Is the weather too bad for mountain biking? Welcome to virtual reality! However, fresh mountain air is still not enough. Virtual reality sports are a real trend. Turn on your computer, put on your glasses, and there's already a virtual table tennis table in your living room. Thanks to new tools, you can get a personal trainer at home. But how advanced is the technology? What kind of equipment do you need? And does virtual training pay off outside of the VR world as well?
So many sports are already available in VR: table tennis, martial arts, basketball, baseball, rowing, and various movement games. VR is used to practice specific skills in competitive sports, such as reaction ability in karate. In popular sports, it's more of a fitness and workout area.
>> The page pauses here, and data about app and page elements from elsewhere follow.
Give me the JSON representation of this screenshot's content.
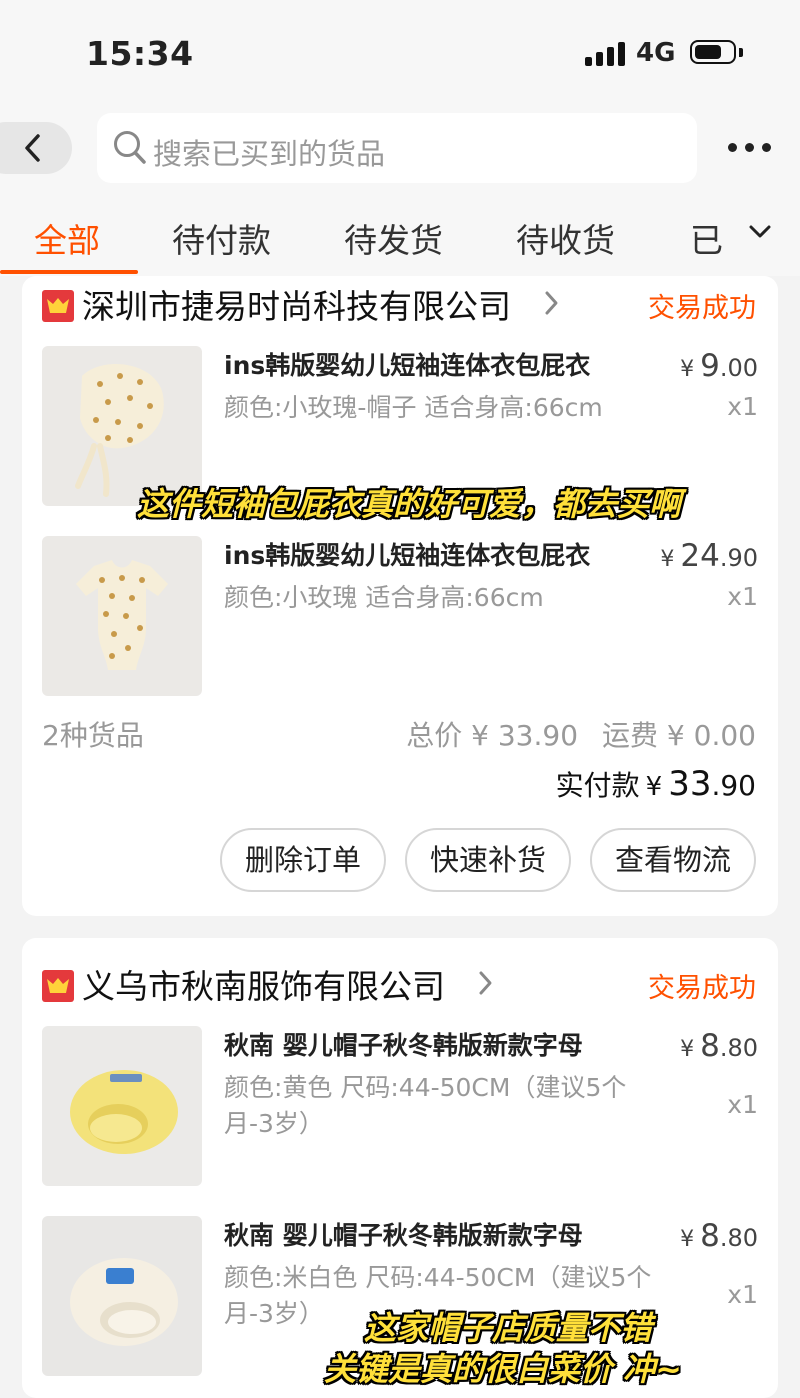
{
  "status_bar": {
    "time": "15:34",
    "network": "4G"
  },
  "search": {
    "placeholder": "搜索已买到的货品"
  },
  "tabs": [
    {
      "label": "全部",
      "active": true
    },
    {
      "label": "待付款"
    },
    {
      "label": "待发货"
    },
    {
      "label": "待收货"
    },
    {
      "label": "已"
    }
  ],
  "orders": [
    {
      "shop": "深圳市捷易时尚科技有限公司",
      "status": "交易成功",
      "items": [
        {
          "title": "ins韩版婴幼儿短袖连体衣包屁衣",
          "spec": "颜色:小玫瑰-帽子  适合身高:66cm",
          "price_int": "9",
          "price_dec": ".00",
          "qty": "x1"
        },
        {
          "title": "ins韩版婴幼儿短袖连体衣包屁衣",
          "spec": "颜色:小玫瑰  适合身高:66cm",
          "price_int": "24",
          "price_dec": ".90",
          "qty": "x1"
        }
      ],
      "count": "2种货品",
      "total": "总价 ¥ 33.90",
      "shipping": "运费 ¥ 0.00",
      "paid_label": "实付款",
      "paid_int": "33",
      "paid_dec": ".90",
      "actions": [
        "删除订单",
        "快速补货",
        "查看物流"
      ]
    },
    {
      "shop": "义乌市秋南服饰有限公司",
      "status": "交易成功",
      "items": [
        {
          "title": "秋南 婴儿帽子秋冬韩版新款字母",
          "spec": "颜色:黄色  尺码:44-50CM（建议5个月-3岁）",
          "price_int": "8",
          "price_dec": ".80",
          "qty": "x1"
        },
        {
          "title": "秋南 婴儿帽子秋冬韩版新款字母",
          "spec": "颜色:米白色  尺码:44-50CM（建议5个月-3岁）",
          "price_int": "8",
          "price_dec": ".80",
          "qty": "x1"
        }
      ]
    }
  ],
  "currency": "¥",
  "captions": {
    "caption1": "这件短袖包屁衣真的好可爱，都去买啊",
    "caption2_line1": "这家帽子店质量不错",
    "caption2_line2": "关键是真的很白菜价 冲~"
  },
  "colors": {
    "accent": "#ff5000",
    "caption": "#ffe03a"
  }
}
Also, in VR, you can train your endurance. You can sit on a bicycle ergometer and wear virtual reality goggles. You'll feel like you're cycling not in your living room but Mallorca. And it makes training more exciting and varied. But riding a real bike in the mountains is a different experience. On a gravel road, you sometimes get a lot of shaking, and there may be a headwind. Some of the sensations can be simulated even without VR. Tilt, for example, can be affected by increasing pedaling resistance and, therefore, power. Sounds such as birdsong can also be simulated.
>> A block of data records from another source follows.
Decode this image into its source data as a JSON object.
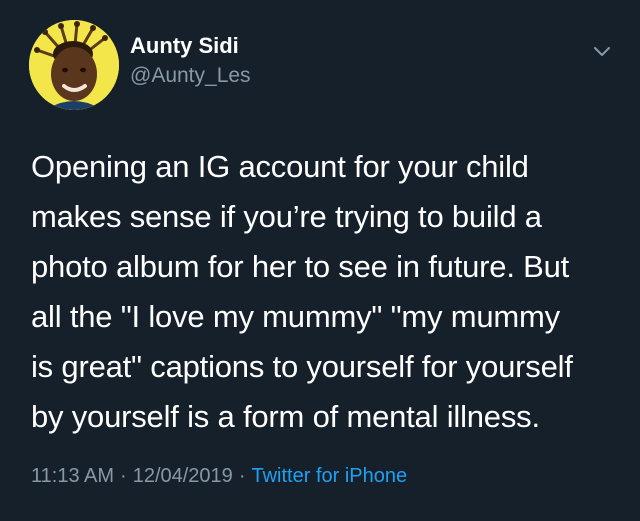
{
  "tweet": {
    "author": {
      "display_name": "Aunty Sidi",
      "handle": "@Aunty_Les"
    },
    "text_lines": [
      "Opening an IG account for your child",
      "makes sense if you’re trying to build a",
      "photo album for her to see in future. But",
      "all the \"I love my mummy\" \"my mummy",
      "is great\" captions to yourself for yourself",
      "by yourself is a form of mental illness."
    ],
    "time": "11:13 AM",
    "date": "12/04/2019",
    "separator": "·",
    "source": "Twitter for iPhone"
  },
  "icons": {
    "avatar": "profile-photo",
    "menu": "chevron-down-icon"
  },
  "colors": {
    "background": "#15202b",
    "text": "#ffffff",
    "secondary_text": "#8899a6",
    "link": "#1da1f2",
    "avatar_bg": "#f3e64a"
  }
}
But it's worth noting that VR sports are undoubtedly helpful for those who don't have the opportunity to go to the gym. Of course, such a system can also help you lose weight or practice special skills. But that requires a good training program. It is not enough to buy VR glasses. But it is also important to remember the motivation. As a rule, when the user intensively learns the device during the first one or two weeks and wants to discover all the functions, his motivation wanes. Studies of specialists and professional athletes show: that VR sports can't replace actual workouts. They are just an additional tool.
And that's because the technology hasn't yet reached the level where you can get feedback.
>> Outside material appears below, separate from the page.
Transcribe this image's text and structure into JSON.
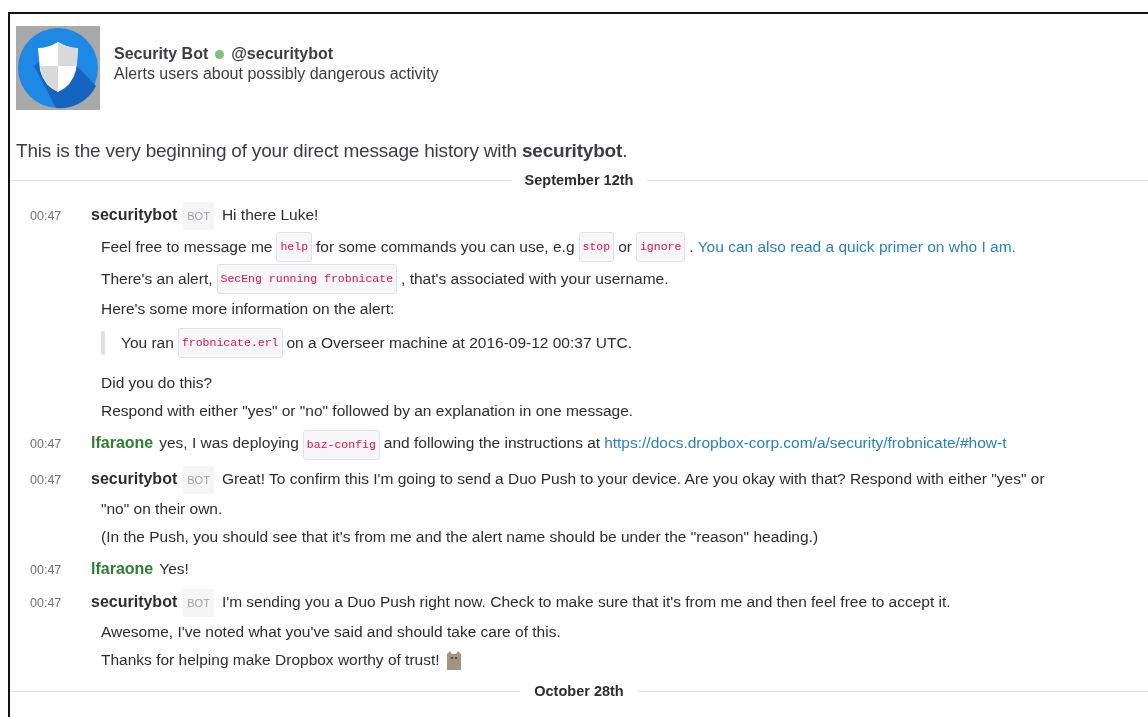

Among other things, many people get dizzy when they are in virtual reality. When you ride a bike in real life, you have to keep your balance. On a bike simulator, you don't. Everything you usually do in addition can be simulated with some technical effort. Another thing is peripheral perception: when we play basketball, we notice if an opponent is trying to interfere with us - even if we're not looking at him. We don't yet know how much peripheral vision is involved and how important it is in sports. That's why it's tough to simulate it in virtual reality.
The elderly can play sports in VR, too. And it's fun for them: they can play sports like bowling or table tennis that they might not have played before. There are undoubtedly great benefits in the rehabilitation sector as well. Studies show that VR can help stroke patients move better again. However, it should not be used instead of but in addition to traditional treatments. And people who have problems working at a computer, for example, because of epilepsy or specific vision problems, should be careful.
Another important point. VR sports may not last as long as regular workouts. Although VR technology has gotten better and more accurate, you can still train for no more than 20 minutes a day.
But many people are enthusiastic about VR. So it is to be expected that the technology will get better and better over the next few years and become more widespread.